*** Opening of RECORDS SUPPLIED ***

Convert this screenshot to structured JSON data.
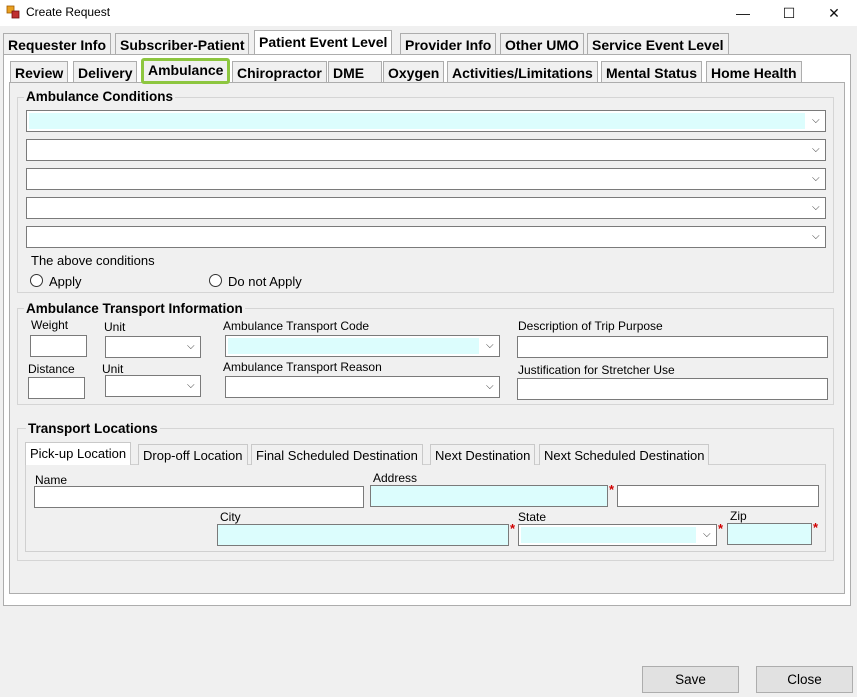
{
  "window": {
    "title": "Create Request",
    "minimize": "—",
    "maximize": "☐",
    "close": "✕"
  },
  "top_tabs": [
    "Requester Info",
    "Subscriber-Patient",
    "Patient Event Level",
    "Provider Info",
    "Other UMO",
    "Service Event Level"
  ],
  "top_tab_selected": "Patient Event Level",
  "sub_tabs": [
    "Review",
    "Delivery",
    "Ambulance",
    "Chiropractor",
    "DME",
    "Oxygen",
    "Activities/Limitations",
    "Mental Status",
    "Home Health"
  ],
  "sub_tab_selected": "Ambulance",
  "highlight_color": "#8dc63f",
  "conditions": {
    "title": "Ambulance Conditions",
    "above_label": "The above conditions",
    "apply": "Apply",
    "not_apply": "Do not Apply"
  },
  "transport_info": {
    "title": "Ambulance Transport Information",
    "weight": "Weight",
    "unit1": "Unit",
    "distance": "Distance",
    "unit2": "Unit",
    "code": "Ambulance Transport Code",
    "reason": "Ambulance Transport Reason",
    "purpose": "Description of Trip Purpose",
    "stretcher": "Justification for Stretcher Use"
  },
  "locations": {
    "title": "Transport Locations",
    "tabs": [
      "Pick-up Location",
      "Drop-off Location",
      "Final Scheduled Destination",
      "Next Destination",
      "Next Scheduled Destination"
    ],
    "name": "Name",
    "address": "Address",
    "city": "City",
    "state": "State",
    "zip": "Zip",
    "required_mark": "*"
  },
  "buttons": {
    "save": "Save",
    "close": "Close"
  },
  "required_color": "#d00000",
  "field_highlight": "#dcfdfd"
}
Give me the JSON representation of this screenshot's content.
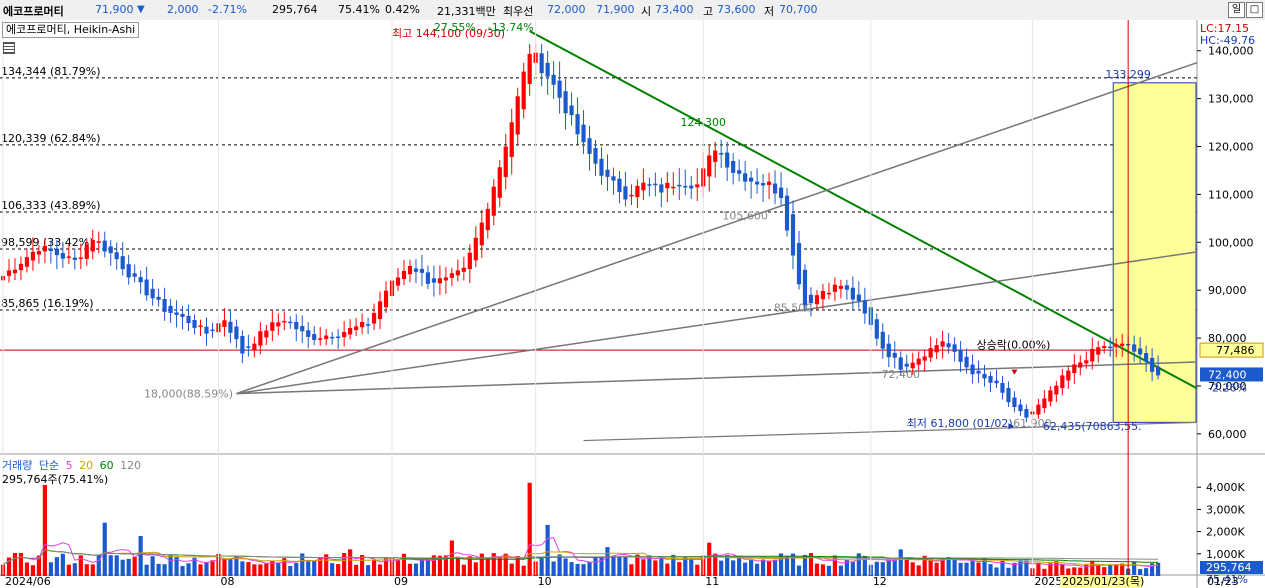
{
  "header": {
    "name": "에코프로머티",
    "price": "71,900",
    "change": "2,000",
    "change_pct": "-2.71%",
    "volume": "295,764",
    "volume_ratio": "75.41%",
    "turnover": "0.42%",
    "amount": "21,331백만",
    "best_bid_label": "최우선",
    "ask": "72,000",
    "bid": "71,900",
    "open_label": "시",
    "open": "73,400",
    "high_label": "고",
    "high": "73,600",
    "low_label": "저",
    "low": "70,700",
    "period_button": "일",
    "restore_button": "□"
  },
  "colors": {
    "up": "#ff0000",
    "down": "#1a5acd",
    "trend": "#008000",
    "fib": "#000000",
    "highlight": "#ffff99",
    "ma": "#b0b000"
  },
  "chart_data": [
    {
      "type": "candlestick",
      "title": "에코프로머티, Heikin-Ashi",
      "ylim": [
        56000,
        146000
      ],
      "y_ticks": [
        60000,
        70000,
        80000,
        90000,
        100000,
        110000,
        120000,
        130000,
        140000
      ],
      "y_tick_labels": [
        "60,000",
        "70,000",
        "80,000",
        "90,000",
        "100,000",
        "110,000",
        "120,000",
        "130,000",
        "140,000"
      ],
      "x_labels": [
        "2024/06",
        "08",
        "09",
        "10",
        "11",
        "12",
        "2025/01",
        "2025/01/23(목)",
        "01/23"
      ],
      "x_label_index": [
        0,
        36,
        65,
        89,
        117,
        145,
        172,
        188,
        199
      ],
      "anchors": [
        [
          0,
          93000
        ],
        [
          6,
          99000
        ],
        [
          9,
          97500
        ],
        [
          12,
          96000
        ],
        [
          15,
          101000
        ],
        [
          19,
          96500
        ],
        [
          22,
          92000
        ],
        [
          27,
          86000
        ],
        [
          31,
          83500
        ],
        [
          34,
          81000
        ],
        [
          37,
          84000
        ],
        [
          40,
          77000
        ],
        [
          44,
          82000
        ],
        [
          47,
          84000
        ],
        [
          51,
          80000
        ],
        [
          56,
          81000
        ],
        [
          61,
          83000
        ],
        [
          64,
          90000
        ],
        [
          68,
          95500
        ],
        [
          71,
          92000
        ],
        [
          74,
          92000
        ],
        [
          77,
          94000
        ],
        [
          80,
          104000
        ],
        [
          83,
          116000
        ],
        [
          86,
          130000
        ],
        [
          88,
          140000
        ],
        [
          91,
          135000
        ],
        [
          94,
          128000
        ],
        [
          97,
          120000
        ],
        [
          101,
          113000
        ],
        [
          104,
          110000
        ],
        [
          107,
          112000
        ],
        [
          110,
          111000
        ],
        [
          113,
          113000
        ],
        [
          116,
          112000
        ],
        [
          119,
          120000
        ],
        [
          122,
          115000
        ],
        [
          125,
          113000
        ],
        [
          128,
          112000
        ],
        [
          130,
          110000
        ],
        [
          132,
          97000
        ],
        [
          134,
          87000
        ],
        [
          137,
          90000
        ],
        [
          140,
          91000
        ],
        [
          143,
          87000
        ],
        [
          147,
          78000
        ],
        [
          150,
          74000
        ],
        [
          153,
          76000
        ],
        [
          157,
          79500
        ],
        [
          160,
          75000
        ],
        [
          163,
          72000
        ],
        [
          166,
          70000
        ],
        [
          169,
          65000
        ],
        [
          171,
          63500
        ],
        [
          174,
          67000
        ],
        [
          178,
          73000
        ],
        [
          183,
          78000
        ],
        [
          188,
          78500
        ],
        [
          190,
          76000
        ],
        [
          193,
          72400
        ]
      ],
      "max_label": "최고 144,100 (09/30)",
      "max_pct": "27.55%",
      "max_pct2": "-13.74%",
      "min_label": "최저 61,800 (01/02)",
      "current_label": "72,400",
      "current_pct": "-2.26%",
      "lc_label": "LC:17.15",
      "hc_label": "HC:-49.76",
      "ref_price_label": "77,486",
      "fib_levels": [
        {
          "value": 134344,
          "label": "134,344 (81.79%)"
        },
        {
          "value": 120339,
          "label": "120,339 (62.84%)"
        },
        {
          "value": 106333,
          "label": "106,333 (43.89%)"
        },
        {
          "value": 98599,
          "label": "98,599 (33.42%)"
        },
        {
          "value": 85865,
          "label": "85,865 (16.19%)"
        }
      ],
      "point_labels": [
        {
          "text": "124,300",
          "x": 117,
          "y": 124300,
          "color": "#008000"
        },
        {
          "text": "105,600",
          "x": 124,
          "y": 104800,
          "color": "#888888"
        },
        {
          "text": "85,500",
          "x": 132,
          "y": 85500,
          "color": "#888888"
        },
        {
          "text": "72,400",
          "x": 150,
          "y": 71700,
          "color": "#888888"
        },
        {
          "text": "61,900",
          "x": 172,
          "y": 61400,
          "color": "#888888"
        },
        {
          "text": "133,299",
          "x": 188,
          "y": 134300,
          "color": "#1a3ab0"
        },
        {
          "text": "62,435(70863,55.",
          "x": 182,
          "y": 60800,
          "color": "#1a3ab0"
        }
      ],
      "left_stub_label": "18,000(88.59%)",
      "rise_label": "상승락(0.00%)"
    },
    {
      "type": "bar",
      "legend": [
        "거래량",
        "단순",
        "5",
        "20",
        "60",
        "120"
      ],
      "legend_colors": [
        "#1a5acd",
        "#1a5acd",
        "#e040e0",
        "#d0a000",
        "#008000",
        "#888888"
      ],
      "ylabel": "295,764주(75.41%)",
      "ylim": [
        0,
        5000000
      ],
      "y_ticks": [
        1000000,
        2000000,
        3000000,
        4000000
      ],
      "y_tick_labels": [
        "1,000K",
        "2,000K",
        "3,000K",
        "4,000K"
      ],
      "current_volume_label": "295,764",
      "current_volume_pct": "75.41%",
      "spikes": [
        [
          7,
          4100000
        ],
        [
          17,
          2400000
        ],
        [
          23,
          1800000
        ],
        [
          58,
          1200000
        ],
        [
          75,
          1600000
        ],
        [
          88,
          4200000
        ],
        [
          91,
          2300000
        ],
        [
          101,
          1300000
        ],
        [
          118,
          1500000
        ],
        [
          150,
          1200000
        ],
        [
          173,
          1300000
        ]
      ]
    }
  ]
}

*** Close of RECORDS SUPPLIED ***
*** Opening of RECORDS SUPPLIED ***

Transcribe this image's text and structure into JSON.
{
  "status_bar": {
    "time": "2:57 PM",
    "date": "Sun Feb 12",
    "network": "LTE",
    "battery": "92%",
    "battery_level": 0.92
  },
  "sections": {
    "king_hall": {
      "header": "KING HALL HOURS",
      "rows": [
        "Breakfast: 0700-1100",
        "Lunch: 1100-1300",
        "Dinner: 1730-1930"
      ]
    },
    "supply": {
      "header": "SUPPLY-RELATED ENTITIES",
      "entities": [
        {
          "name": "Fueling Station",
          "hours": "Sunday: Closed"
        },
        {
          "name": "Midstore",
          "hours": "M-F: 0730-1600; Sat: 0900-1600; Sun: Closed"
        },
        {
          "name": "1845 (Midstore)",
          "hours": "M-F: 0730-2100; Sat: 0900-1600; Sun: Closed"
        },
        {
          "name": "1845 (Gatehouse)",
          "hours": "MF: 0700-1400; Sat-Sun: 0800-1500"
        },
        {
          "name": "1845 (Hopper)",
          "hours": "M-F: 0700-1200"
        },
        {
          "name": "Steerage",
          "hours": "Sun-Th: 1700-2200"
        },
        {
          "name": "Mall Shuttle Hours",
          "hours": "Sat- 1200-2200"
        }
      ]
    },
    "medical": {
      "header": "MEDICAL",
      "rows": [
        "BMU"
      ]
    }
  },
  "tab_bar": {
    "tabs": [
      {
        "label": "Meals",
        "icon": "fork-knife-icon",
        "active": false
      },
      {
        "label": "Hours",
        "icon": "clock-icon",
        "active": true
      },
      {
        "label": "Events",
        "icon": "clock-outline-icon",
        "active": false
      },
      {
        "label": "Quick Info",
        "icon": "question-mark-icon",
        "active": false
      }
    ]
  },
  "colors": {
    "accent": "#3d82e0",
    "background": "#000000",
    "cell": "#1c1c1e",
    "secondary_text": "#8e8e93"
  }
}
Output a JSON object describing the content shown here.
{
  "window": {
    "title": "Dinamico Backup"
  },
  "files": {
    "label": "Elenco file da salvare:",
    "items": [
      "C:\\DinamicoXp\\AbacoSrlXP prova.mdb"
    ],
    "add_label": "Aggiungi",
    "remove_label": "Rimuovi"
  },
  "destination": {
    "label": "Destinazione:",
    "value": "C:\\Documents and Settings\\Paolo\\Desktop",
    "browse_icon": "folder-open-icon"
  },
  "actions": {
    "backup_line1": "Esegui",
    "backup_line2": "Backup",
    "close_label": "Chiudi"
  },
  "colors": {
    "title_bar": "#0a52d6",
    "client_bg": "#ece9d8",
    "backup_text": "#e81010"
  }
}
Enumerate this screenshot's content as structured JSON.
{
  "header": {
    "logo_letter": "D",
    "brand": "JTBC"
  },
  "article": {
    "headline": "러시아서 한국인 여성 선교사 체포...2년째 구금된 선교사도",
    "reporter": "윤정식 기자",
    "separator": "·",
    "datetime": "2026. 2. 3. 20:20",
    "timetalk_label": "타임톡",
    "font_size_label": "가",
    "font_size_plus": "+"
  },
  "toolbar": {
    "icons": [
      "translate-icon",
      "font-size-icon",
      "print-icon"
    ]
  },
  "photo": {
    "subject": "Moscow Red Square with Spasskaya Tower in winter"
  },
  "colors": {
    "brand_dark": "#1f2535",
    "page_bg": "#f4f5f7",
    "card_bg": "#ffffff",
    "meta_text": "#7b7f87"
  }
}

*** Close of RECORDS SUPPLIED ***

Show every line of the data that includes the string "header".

  "header": {
      "header": "KING HALL HOURS",
      "header": "SUPPLY-RELATED ENTITIES",
      "header": "MEDICAL",
  "header": {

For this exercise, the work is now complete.